• [Work to complete] Retype all entries exactly as they stand, excluding pictures.

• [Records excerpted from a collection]

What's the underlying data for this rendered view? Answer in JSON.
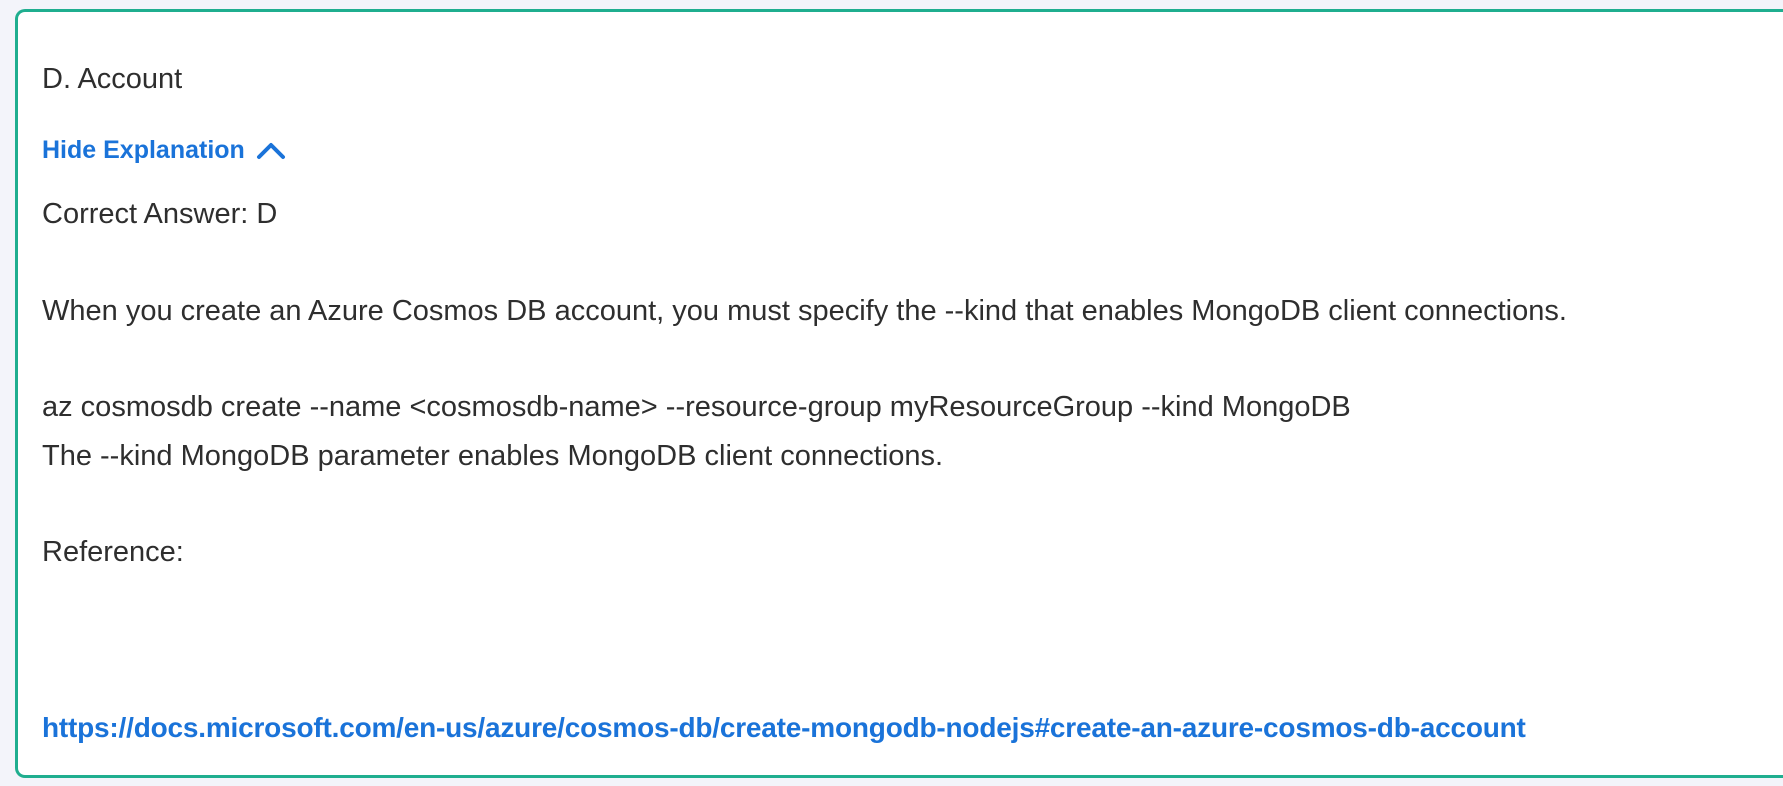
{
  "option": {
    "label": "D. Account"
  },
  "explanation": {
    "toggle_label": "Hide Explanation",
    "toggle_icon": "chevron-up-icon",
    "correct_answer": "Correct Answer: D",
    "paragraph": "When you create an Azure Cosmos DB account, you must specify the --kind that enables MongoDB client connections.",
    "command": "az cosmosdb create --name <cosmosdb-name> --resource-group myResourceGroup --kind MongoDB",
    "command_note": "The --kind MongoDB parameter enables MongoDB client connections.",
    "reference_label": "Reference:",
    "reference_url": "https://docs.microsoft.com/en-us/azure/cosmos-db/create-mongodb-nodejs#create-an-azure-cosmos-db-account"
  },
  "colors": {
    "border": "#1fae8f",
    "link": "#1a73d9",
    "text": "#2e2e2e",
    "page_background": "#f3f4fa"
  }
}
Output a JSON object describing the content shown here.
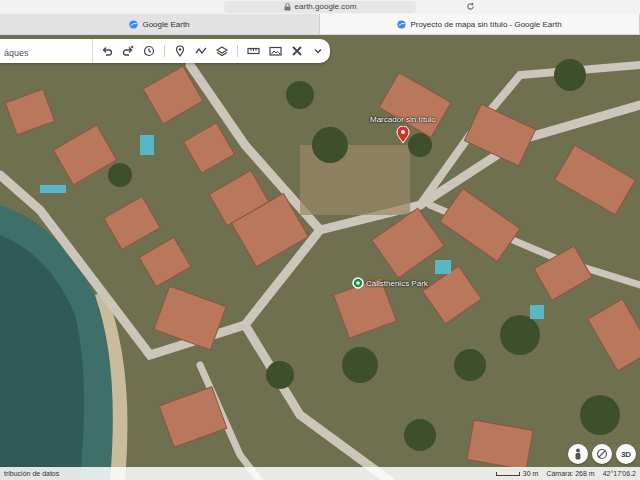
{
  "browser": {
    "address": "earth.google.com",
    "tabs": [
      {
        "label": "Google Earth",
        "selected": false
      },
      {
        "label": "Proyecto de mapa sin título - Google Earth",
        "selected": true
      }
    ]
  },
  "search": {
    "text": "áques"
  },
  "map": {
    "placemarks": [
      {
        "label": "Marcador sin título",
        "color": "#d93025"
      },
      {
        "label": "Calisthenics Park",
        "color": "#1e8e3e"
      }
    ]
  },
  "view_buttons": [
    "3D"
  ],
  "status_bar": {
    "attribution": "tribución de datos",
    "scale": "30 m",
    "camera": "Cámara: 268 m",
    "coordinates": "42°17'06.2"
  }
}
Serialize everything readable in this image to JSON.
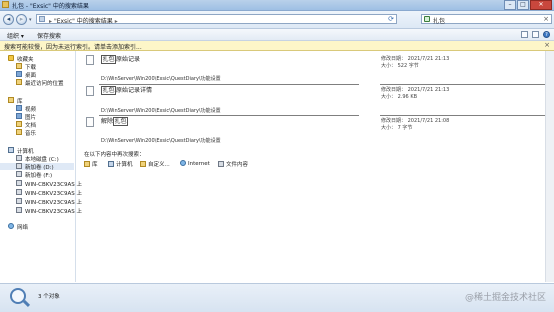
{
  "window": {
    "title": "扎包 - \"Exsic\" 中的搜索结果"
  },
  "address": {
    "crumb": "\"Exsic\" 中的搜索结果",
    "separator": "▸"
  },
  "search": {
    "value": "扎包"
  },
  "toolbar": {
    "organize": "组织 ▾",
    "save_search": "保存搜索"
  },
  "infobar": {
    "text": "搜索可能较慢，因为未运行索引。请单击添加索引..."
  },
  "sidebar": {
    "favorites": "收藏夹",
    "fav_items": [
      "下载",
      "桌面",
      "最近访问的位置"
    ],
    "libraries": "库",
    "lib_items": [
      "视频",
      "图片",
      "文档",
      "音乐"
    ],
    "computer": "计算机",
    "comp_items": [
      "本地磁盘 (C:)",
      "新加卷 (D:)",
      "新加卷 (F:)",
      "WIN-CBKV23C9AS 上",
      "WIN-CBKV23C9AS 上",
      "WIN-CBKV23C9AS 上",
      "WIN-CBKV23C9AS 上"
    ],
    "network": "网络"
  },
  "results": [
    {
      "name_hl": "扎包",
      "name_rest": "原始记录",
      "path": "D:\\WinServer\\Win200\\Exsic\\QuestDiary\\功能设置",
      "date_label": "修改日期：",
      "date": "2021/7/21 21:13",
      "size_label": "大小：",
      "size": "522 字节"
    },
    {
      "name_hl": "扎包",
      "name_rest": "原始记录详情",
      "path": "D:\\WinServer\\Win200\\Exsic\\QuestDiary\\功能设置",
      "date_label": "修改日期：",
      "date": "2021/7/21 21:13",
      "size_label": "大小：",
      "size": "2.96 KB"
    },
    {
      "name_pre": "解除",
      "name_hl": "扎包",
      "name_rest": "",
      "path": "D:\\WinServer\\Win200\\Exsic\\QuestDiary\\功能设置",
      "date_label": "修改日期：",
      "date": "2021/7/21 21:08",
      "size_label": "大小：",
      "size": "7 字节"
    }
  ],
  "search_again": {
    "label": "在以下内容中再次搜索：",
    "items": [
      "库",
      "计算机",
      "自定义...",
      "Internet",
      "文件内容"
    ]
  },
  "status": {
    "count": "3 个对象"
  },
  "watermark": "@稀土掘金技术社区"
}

• [Written solution]
What's the underlying data for this rendered view? Answer in JSON.
{
  "option": {
    "label": "D. Account"
  },
  "explanation": {
    "toggle_label": "Hide Explanation",
    "toggle_icon": "chevron-up-icon",
    "correct_answer": "Correct Answer: D",
    "paragraph": "When you create an Azure Cosmos DB account, you must specify the --kind that enables MongoDB client connections.",
    "command": "az cosmosdb create --name <cosmosdb-name> --resource-group myResourceGroup --kind MongoDB",
    "command_note": "The --kind MongoDB parameter enables MongoDB client connections.",
    "reference_label": "Reference:",
    "reference_url": "https://docs.microsoft.com/en-us/azure/cosmos-db/create-mongodb-nodejs#create-an-azure-cosmos-db-account"
  },
  "colors": {
    "border": "#1fae8f",
    "link": "#1a73d9",
    "text": "#2e2e2e",
    "page_background": "#f3f4fa"
  }
}
Output a JSON object describing the content shown here.
{
  "browser": {
    "address": "earth.google.com",
    "tabs": [
      {
        "label": "Google Earth",
        "selected": false
      },
      {
        "label": "Proyecto de mapa sin título - Google Earth",
        "selected": true
      }
    ]
  },
  "search": {
    "text": "áques"
  },
  "map": {
    "placemarks": [
      {
        "label": "Marcador sin título",
        "color": "#d93025"
      },
      {
        "label": "Calisthenics Park",
        "color": "#1e8e3e"
      }
    ]
  },
  "view_buttons": [
    "3D"
  ],
  "status_bar": {
    "attribution": "tribución de datos",
    "scale": "30 m",
    "camera": "Cámara: 268 m",
    "coordinates": "42°17'06.2"
  }
}
Serialize everything readable in this image to JSON.
{
  "window": {
    "title": "扎包 - \"Exsic\" 中的搜索结果"
  },
  "address": {
    "crumb": "\"Exsic\" 中的搜索结果",
    "separator": "▸"
  },
  "search": {
    "value": "扎包"
  },
  "toolbar": {
    "organize": "组织 ▾",
    "save_search": "保存搜索"
  },
  "infobar": {
    "text": "搜索可能较慢，因为未运行索引。请单击添加索引..."
  },
  "sidebar": {
    "favorites": "收藏夹",
    "fav_items": [
      "下载",
      "桌面",
      "最近访问的位置"
    ],
    "libraries": "库",
    "lib_items": [
      "视频",
      "图片",
      "文档",
      "音乐"
    ],
    "computer": "计算机",
    "comp_items": [
      "本地磁盘 (C:)",
      "新加卷 (D:)",
      "新加卷 (F:)",
      "WIN-CBKV23C9AS 上",
      "WIN-CBKV23C9AS 上",
      "WIN-CBKV23C9AS 上",
      "WIN-CBKV23C9AS 上"
    ],
    "network": "网络"
  },
  "results": [
    {
      "name_hl": "扎包",
      "name_rest": "原始记录",
      "path": "D:\\WinServer\\Win200\\Exsic\\QuestDiary\\功能设置",
      "date_label": "修改日期：",
      "date": "2021/7/21 21:13",
      "size_label": "大小：",
      "size": "522 字节"
    },
    {
      "name_hl": "扎包",
      "name_rest": "原始记录详情",
      "path": "D:\\WinServer\\Win200\\Exsic\\QuestDiary\\功能设置",
      "date_label": "修改日期：",
      "date": "2021/7/21 21:13",
      "size_label": "大小：",
      "size": "2.96 KB"
    },
    {
      "name_pre": "解除",
      "name_hl": "扎包",
      "name_rest": "",
      "path": "D:\\WinServer\\Win200\\Exsic\\QuestDiary\\功能设置",
      "date_label": "修改日期：",
      "date": "2021/7/21 21:08",
      "size_label": "大小：",
      "size": "7 字节"
    }
  ],
  "search_again": {
    "label": "在以下内容中再次搜索：",
    "items": [
      "库",
      "计算机",
      "自定义...",
      "Internet",
      "文件内容"
    ]
  },
  "status": {
    "count": "3 个对象"
  },
  "watermark": "@稀土掘金技术社区"
}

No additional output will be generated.